AMD had only 24 hours notice of the CTS security vulnerability research so its initial response was understandably brief - mainly promising an immediate investigation and updates to keep customers informed about findings and possible actions. Yesterday evening AMD CTO and SVP of Technology and Engineering, Mark Papermaster, delivered his measured response - covering AMD's own technical assessment of the issues and planned mitigation actions.

First of all Papermaster made it clear that the CTS Labs findings were nothing to do with the AMD 'Zen' CPU architecture or the Google Project Zero exploits made public on 3rd Jan, 2018. Instead these were seen to be issues in "the firmware managing the embedded security control processor in some of our products (AMD Secure Processor) and the chipset used in some socket AM4 and socket TR4 desktop platforms supporting AMD processors".

As I noted in the initial HEXUS report, Papermaster emphasised that the CTS Labs security issues "require administrative access to the system, a type of access that effectively grants the user unrestricted access to the system and the right to delete, create or modify any of the folders or files on the computer, as well as change any settings." If an attacker already had this level of access, said Papermaster, there would be plenty of other attacks at their disposal, too.

click to zoom in

As you can see above, AMD seems to already have its game plan spelled out very clearly. With all of the vulnerability classes it expects that updates/fixes will have no impact on the host system performance. Most of the updates are scheduled for "the coming weeks" either through the BIOS or other means. Since AM4 isn't very old, third parties supporting the platform should be very willing to issue BIOS updates and so on.

CTS proof of concept video for Masterkey 1 exploit, from yesterday

Update: 22/03/18 14:00

HEXUS has since been contacted by a representative of CTS who has unequivocally stated that, as we mistakenly alluded to in the original piece, 'Viceroy is absolutely NOT a client of CTS and both CTS and Viceroy have publicly stated that.' We apologise for this error.



HEXUS Forums :: 72 Comments

Login with Forum Account

Don't have an account? Register today!
so CTS was right after all?
lumireleon
so CTS was right after all?

Yeah, I dont think anyone doubted the validity of the claims, most of the doubt was around the level of impact that they would have compared to Spectre/Meltdown. CTS made it a super big deal, when actually it's a minor issue.
sedontane
lumireleon
so CTS was right after all?

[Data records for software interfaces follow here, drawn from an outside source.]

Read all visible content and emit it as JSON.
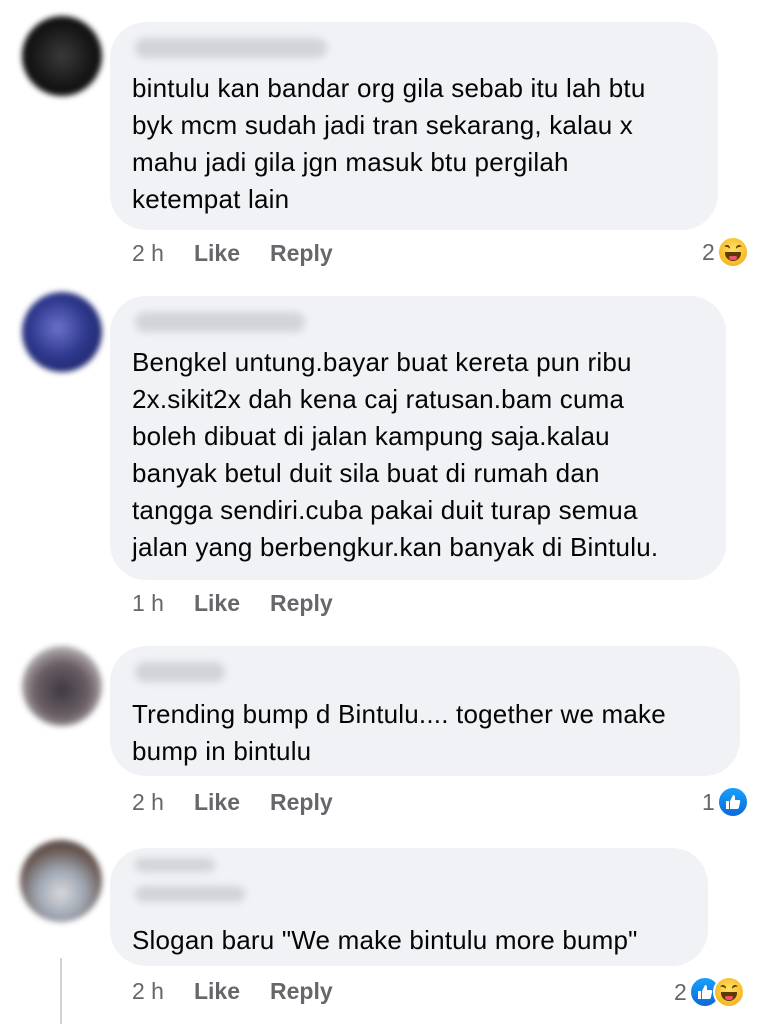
{
  "comments": [
    {
      "text": "bintulu kan bandar org gila sebab itu lah btu\nbyk mcm sudah jadi tran sekarang, kalau x\nmahu jadi gila jgn masuk btu pergilah\nketempat lain",
      "time": "2 h",
      "like_label": "Like",
      "reply_label": "Reply",
      "reaction_count": "2",
      "reactions": [
        "haha-icon"
      ]
    },
    {
      "text": "Bengkel untung.bayar buat kereta pun ribu\n2x.sikit2x dah kena caj ratusan.bam cuma\nboleh dibuat di jalan kampung saja.kalau\nbanyak betul duit sila buat di rumah dan\ntangga sendiri.cuba pakai duit turap semua\njalan yang berbengkur.kan banyak di Bintulu.",
      "time": "1 h",
      "like_label": "Like",
      "reply_label": "Reply",
      "reaction_count": "",
      "reactions": []
    },
    {
      "text": "Trending bump d Bintulu.... together we make\nbump in bintulu",
      "time": "2 h",
      "like_label": "Like",
      "reply_label": "Reply",
      "reaction_count": "1",
      "reactions": [
        "like-icon"
      ]
    },
    {
      "text": "Slogan baru \"We make bintulu more bump\"",
      "time": "2 h",
      "like_label": "Like",
      "reply_label": "Reply",
      "reaction_count": "2",
      "reactions": [
        "like-icon",
        "haha-icon"
      ]
    }
  ],
  "colors": {
    "bubble": "#f0f2f5",
    "meta_text": "#65676b",
    "like_blue": "#1877f2",
    "haha_yellow": "#f7b924"
  }
}
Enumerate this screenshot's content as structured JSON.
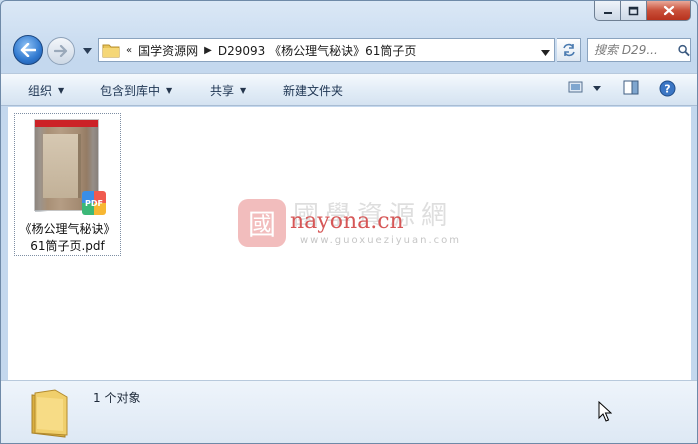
{
  "window": {
    "buttons": {
      "minimize": "minimize",
      "maximize": "maximize",
      "close": "close"
    }
  },
  "address": {
    "overflow": "«",
    "crumbs": [
      "国学资源网",
      "D29093 《杨公理气秘诀》61筒子页"
    ]
  },
  "search": {
    "placeholder": "搜索 D29..."
  },
  "toolbar": {
    "organize": "组织",
    "include_library": "包含到库中",
    "share": "共享",
    "new_folder": "新建文件夹"
  },
  "files": [
    {
      "name_line1": "《杨公理气秘诀》",
      "name_line2": "61筒子页.pdf",
      "thumb_label": "PDF",
      "badge": "PDF"
    }
  ],
  "watermark": {
    "cn": "國學資源網",
    "latin": "nayona.cn",
    "url": "www.guoxueziyuan.com",
    "seal": "國"
  },
  "status": {
    "count_text": "1 个对象"
  },
  "colors": {
    "accent": "#2f78cf",
    "close": "#c9503a",
    "watermark_red": "#cf3a3a"
  }
}
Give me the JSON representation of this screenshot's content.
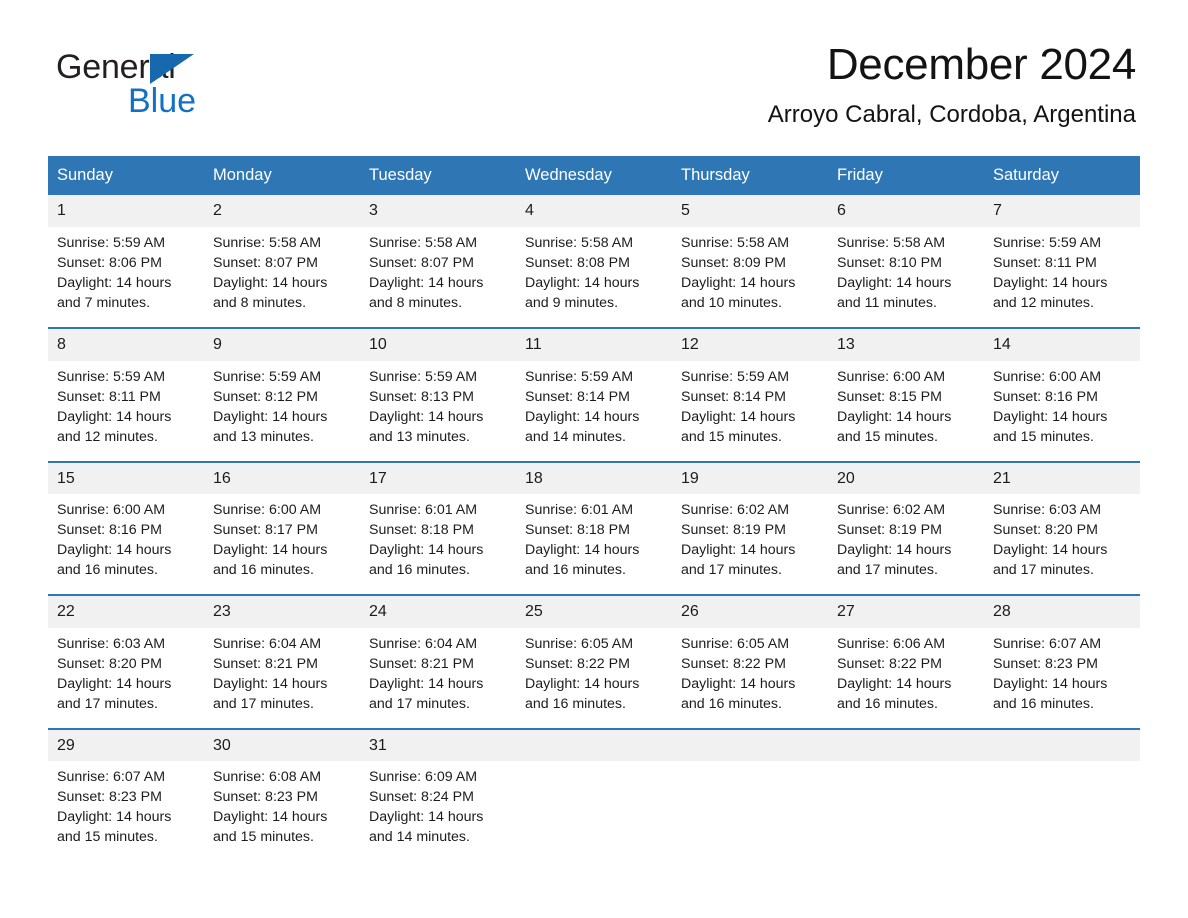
{
  "brand": {
    "name_part1": "General",
    "name_part2": "Blue",
    "logo_icon": "triangle-logo-icon",
    "accent_color": "#1271c4"
  },
  "header": {
    "month_title": "December 2024",
    "location": "Arroyo Cabral, Cordoba, Argentina"
  },
  "theme": {
    "header_blue": "#2f76b5",
    "daynum_band": "#f1f1f1",
    "text": "#1c1c1c"
  },
  "calendar": {
    "day_headers": [
      "Sunday",
      "Monday",
      "Tuesday",
      "Wednesday",
      "Thursday",
      "Friday",
      "Saturday"
    ],
    "weeks": [
      [
        {
          "day": "1",
          "sunrise": "Sunrise: 5:59 AM",
          "sunset": "Sunset: 8:06 PM",
          "daylight_line1": "Daylight: 14 hours",
          "daylight_line2": "and 7 minutes."
        },
        {
          "day": "2",
          "sunrise": "Sunrise: 5:58 AM",
          "sunset": "Sunset: 8:07 PM",
          "daylight_line1": "Daylight: 14 hours",
          "daylight_line2": "and 8 minutes."
        },
        {
          "day": "3",
          "sunrise": "Sunrise: 5:58 AM",
          "sunset": "Sunset: 8:07 PM",
          "daylight_line1": "Daylight: 14 hours",
          "daylight_line2": "and 8 minutes."
        },
        {
          "day": "4",
          "sunrise": "Sunrise: 5:58 AM",
          "sunset": "Sunset: 8:08 PM",
          "daylight_line1": "Daylight: 14 hours",
          "daylight_line2": "and 9 minutes."
        },
        {
          "day": "5",
          "sunrise": "Sunrise: 5:58 AM",
          "sunset": "Sunset: 8:09 PM",
          "daylight_line1": "Daylight: 14 hours",
          "daylight_line2": "and 10 minutes."
        },
        {
          "day": "6",
          "sunrise": "Sunrise: 5:58 AM",
          "sunset": "Sunset: 8:10 PM",
          "daylight_line1": "Daylight: 14 hours",
          "daylight_line2": "and 11 minutes."
        },
        {
          "day": "7",
          "sunrise": "Sunrise: 5:59 AM",
          "sunset": "Sunset: 8:11 PM",
          "daylight_line1": "Daylight: 14 hours",
          "daylight_line2": "and 12 minutes."
        }
      ],
      [
        {
          "day": "8",
          "sunrise": "Sunrise: 5:59 AM",
          "sunset": "Sunset: 8:11 PM",
          "daylight_line1": "Daylight: 14 hours",
          "daylight_line2": "and 12 minutes."
        },
        {
          "day": "9",
          "sunrise": "Sunrise: 5:59 AM",
          "sunset": "Sunset: 8:12 PM",
          "daylight_line1": "Daylight: 14 hours",
          "daylight_line2": "and 13 minutes."
        },
        {
          "day": "10",
          "sunrise": "Sunrise: 5:59 AM",
          "sunset": "Sunset: 8:13 PM",
          "daylight_line1": "Daylight: 14 hours",
          "daylight_line2": "and 13 minutes."
        },
        {
          "day": "11",
          "sunrise": "Sunrise: 5:59 AM",
          "sunset": "Sunset: 8:14 PM",
          "daylight_line1": "Daylight: 14 hours",
          "daylight_line2": "and 14 minutes."
        },
        {
          "day": "12",
          "sunrise": "Sunrise: 5:59 AM",
          "sunset": "Sunset: 8:14 PM",
          "daylight_line1": "Daylight: 14 hours",
          "daylight_line2": "and 15 minutes."
        },
        {
          "day": "13",
          "sunrise": "Sunrise: 6:00 AM",
          "sunset": "Sunset: 8:15 PM",
          "daylight_line1": "Daylight: 14 hours",
          "daylight_line2": "and 15 minutes."
        },
        {
          "day": "14",
          "sunrise": "Sunrise: 6:00 AM",
          "sunset": "Sunset: 8:16 PM",
          "daylight_line1": "Daylight: 14 hours",
          "daylight_line2": "and 15 minutes."
        }
      ],
      [
        {
          "day": "15",
          "sunrise": "Sunrise: 6:00 AM",
          "sunset": "Sunset: 8:16 PM",
          "daylight_line1": "Daylight: 14 hours",
          "daylight_line2": "and 16 minutes."
        },
        {
          "day": "16",
          "sunrise": "Sunrise: 6:00 AM",
          "sunset": "Sunset: 8:17 PM",
          "daylight_line1": "Daylight: 14 hours",
          "daylight_line2": "and 16 minutes."
        },
        {
          "day": "17",
          "sunrise": "Sunrise: 6:01 AM",
          "sunset": "Sunset: 8:18 PM",
          "daylight_line1": "Daylight: 14 hours",
          "daylight_line2": "and 16 minutes."
        },
        {
          "day": "18",
          "sunrise": "Sunrise: 6:01 AM",
          "sunset": "Sunset: 8:18 PM",
          "daylight_line1": "Daylight: 14 hours",
          "daylight_line2": "and 16 minutes."
        },
        {
          "day": "19",
          "sunrise": "Sunrise: 6:02 AM",
          "sunset": "Sunset: 8:19 PM",
          "daylight_line1": "Daylight: 14 hours",
          "daylight_line2": "and 17 minutes."
        },
        {
          "day": "20",
          "sunrise": "Sunrise: 6:02 AM",
          "sunset": "Sunset: 8:19 PM",
          "daylight_line1": "Daylight: 14 hours",
          "daylight_line2": "and 17 minutes."
        },
        {
          "day": "21",
          "sunrise": "Sunrise: 6:03 AM",
          "sunset": "Sunset: 8:20 PM",
          "daylight_line1": "Daylight: 14 hours",
          "daylight_line2": "and 17 minutes."
        }
      ],
      [
        {
          "day": "22",
          "sunrise": "Sunrise: 6:03 AM",
          "sunset": "Sunset: 8:20 PM",
          "daylight_line1": "Daylight: 14 hours",
          "daylight_line2": "and 17 minutes."
        },
        {
          "day": "23",
          "sunrise": "Sunrise: 6:04 AM",
          "sunset": "Sunset: 8:21 PM",
          "daylight_line1": "Daylight: 14 hours",
          "daylight_line2": "and 17 minutes."
        },
        {
          "day": "24",
          "sunrise": "Sunrise: 6:04 AM",
          "sunset": "Sunset: 8:21 PM",
          "daylight_line1": "Daylight: 14 hours",
          "daylight_line2": "and 17 minutes."
        },
        {
          "day": "25",
          "sunrise": "Sunrise: 6:05 AM",
          "sunset": "Sunset: 8:22 PM",
          "daylight_line1": "Daylight: 14 hours",
          "daylight_line2": "and 16 minutes."
        },
        {
          "day": "26",
          "sunrise": "Sunrise: 6:05 AM",
          "sunset": "Sunset: 8:22 PM",
          "daylight_line1": "Daylight: 14 hours",
          "daylight_line2": "and 16 minutes."
        },
        {
          "day": "27",
          "sunrise": "Sunrise: 6:06 AM",
          "sunset": "Sunset: 8:22 PM",
          "daylight_line1": "Daylight: 14 hours",
          "daylight_line2": "and 16 minutes."
        },
        {
          "day": "28",
          "sunrise": "Sunrise: 6:07 AM",
          "sunset": "Sunset: 8:23 PM",
          "daylight_line1": "Daylight: 14 hours",
          "daylight_line2": "and 16 minutes."
        }
      ],
      [
        {
          "day": "29",
          "sunrise": "Sunrise: 6:07 AM",
          "sunset": "Sunset: 8:23 PM",
          "daylight_line1": "Daylight: 14 hours",
          "daylight_line2": "and 15 minutes."
        },
        {
          "day": "30",
          "sunrise": "Sunrise: 6:08 AM",
          "sunset": "Sunset: 8:23 PM",
          "daylight_line1": "Daylight: 14 hours",
          "daylight_line2": "and 15 minutes."
        },
        {
          "day": "31",
          "sunrise": "Sunrise: 6:09 AM",
          "sunset": "Sunset: 8:24 PM",
          "daylight_line1": "Daylight: 14 hours",
          "daylight_line2": "and 14 minutes."
        },
        {
          "day": "",
          "sunrise": "",
          "sunset": "",
          "daylight_line1": "",
          "daylight_line2": ""
        },
        {
          "day": "",
          "sunrise": "",
          "sunset": "",
          "daylight_line1": "",
          "daylight_line2": ""
        },
        {
          "day": "",
          "sunrise": "",
          "sunset": "",
          "daylight_line1": "",
          "daylight_line2": ""
        },
        {
          "day": "",
          "sunrise": "",
          "sunset": "",
          "daylight_line1": "",
          "daylight_line2": ""
        }
      ]
    ]
  }
}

Yeah, I dont think anyone doubted the validity of the claims, most of the doubt was around the level of impact that they would have compared to Spectre/Meltdown. CTS made it a super big deal, when actually it's a minor issue.
Yes if I understand it - If you have local admin access - you can install dodgy firmware and the like. If you've lost local admin, you're already screwed. Its not like Intel haven't had similar issues itself with the Intel Management Engine). This is nothing like Spectre/Meltdown.
lumireleon
so CTS was right after all?

About as right as stating “If someone has your car keys they can replace the radio and change the station.”
The car keys are the admin access. Changing the station is the hacker's objective. Replace the radio is the exploit they found.

Now… if someone has your car keys… are you really worried they will replace the radio in order to change the station? They can change the station already, they are inside the car, they can even drive away!!!

They were never wrong, they are just stupid.
It all appears like CTS were trying to manipulate stock prices and discredit AMD. It also appears to have not really worked…